By RUSSELL JONES
A ruptured sewer line in downtown Brandon that led to over three million gallons of untreated sewage to flow directly into the Neshobe River in late February 2018 resulted in a $12,000 fine against the town.
The Agency of Natural Resources Department of Environmental Conservation announced the fine this past week, largely for failing to report the release to the state in a timely manner.
“This is the settlement that the selectboard agreed to a couple months ago for the March 2018 sewer line break,” Town Manager Dave Atherton said.
According to the press release from the state, in the early morning hours of Feb. 22, 2018, a section of sewer line located under the Neshobe River ruptured. The pipe, which the agency said was installed decades ago and was last inspected sometime between 2011 and 2013, likely ruptured as erosion and river migration slowly exposed and damaged the pipe. The rupture resulted in the discharge of untreated sewage directly into the Neshobe River and a flow of river water into the wastewater treatment facility that disrupted treatment processes.

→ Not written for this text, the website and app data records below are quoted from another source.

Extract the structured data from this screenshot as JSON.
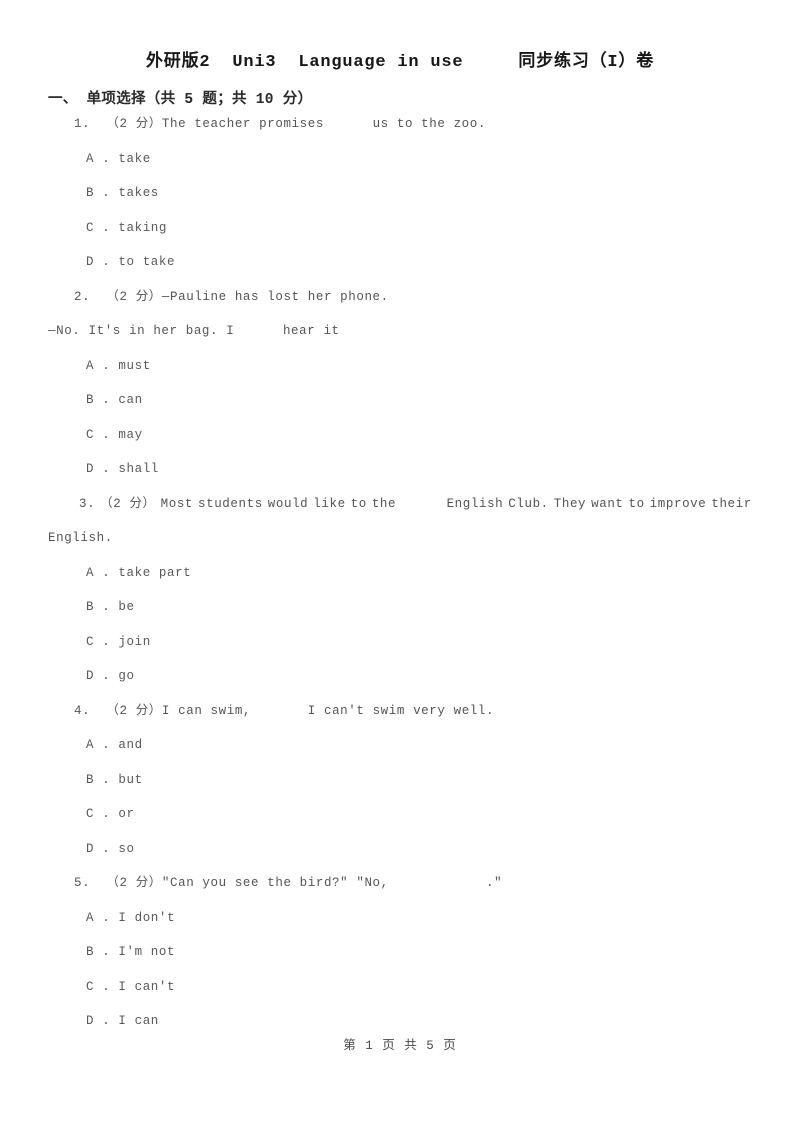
{
  "document": {
    "title": "外研版2  Uni3  Language in use     同步练习（I）卷",
    "section_heading": "一、 单项选择（共 5 题；共 10 分）",
    "footer": "第 1 页 共 5 页"
  },
  "questions": [
    {
      "number": "1.",
      "points": "（2 分）",
      "stem": "The teacher promises",
      "stem_after_blank": "us to the zoo.",
      "options": [
        "A . take",
        "B . takes",
        "C . taking",
        "D . to take"
      ]
    },
    {
      "number": "2.",
      "points": "（2 分）",
      "stem": "—Pauline has lost her phone.",
      "stem_line2_before_blank": "—No. It's in her bag. I",
      "stem_line2_after_blank": "hear it",
      "options": [
        "A . must",
        "B . can",
        "C . may",
        "D . shall"
      ]
    },
    {
      "number": "3.",
      "points": "（2 分）",
      "stem_words": [
        "Most",
        "students",
        "would",
        "like",
        "to",
        "the"
      ],
      "stem_words_after_blank": [
        "English",
        "Club.",
        "They",
        "want",
        "to",
        "improve",
        "their"
      ],
      "stem_line2": "English.",
      "options": [
        "A . take part",
        "B . be",
        "C . join",
        "D . go"
      ]
    },
    {
      "number": "4.",
      "points": "（2 分）",
      "stem": "I can swim,",
      "stem_after_blank": "I can't swim very well.",
      "options": [
        "A . and",
        "B . but",
        "C . or",
        "D . so"
      ]
    },
    {
      "number": "5.",
      "points": "（2 分）",
      "stem": "\"Can you see the bird?\" \"No,",
      "stem_after_blank": ".\"",
      "options": [
        "A . I don't",
        "B . I'm not",
        "C . I can't",
        "D . I can"
      ]
    }
  ]
}
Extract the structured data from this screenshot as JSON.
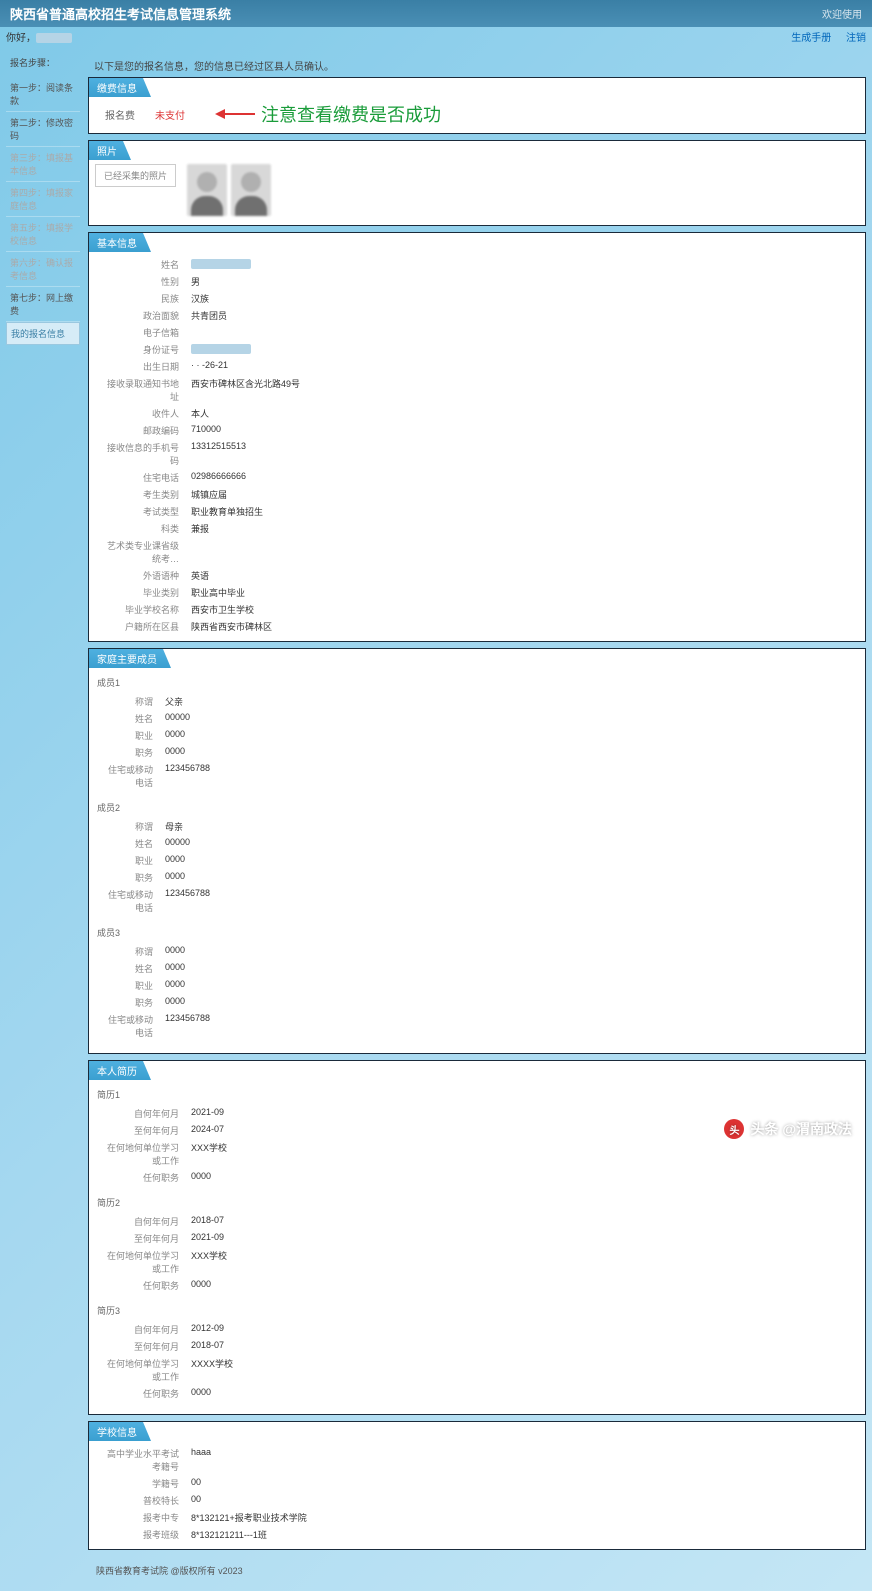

“There were high flows due to spring thaw and rain, which is not unusual,” said Atherton. “The waste water plant was definitely taking in water somewhere within the collection system (sewer line) which prompted us to start looking at areas around town that would have standing water that could be infiltrating our lines through manholes or possibly a damaged line.”
The press release from the agency said that due to a nonfunctioning alarm, operators were not immediately made aware of the failure. High flow observed at the facility on February 22, 2018 triggered an investigation into the source of the river water, but the operator did not notify the Department of Environmental Conservation (DEC) until after discovering the ruptured pipe on March 6, 2018.
Atherton said the town did find a collapsed line in the Marble Street area and believed this was where the infiltration was coming from.
“We replaced the line and the flows did not go down, so we started inspecting other areas and discovered that there was a damaged line in the river that was taking in a lot of water,” the town manager said. “We immediately rerouted the damaged area of line with pumps and hoses and were able to get the line replaced within 48 hours.”
The DEC, in cooperation with other state, regional and national organizations, provides oversight and technical assistance to operators of wastewater treatment facilities. Operators are required to report to the DEC within 24 hours of discovering an event that causes noncompliance with a wastewater discharge permit. The town completed repairs to the ruptured pipe by March 7, 2018.
“The break was not discovered on Feb. 22, it was found on March 6,” Atherton said via email. “This is very disappointing that ANR reported it this way.”
The town agreed to pay a $12,000 fine for the unpermitted discharge and delayed reporting. The Vermont Superior Court, Environmental Division incorporated the agreement into a Final Judicial Order on July 8, 2019.
“Vermont’s aging municipal wastewater treatment facilities and sewer systems present many challenges for operators and customers,” said Emily Boedecker, DEC Commissioner, in the press release. “It is critical that operators take all necessary measures to minimize the potential for and damage from accidental releases, including performing routine inspections, testing alarms, and promptly notifying DEC when compliance issues arise. Timely notification not only ensures that public health concerns can be addressed, but also enables the Department to ensure that facilities promptly identify and resolve the underlying problem.”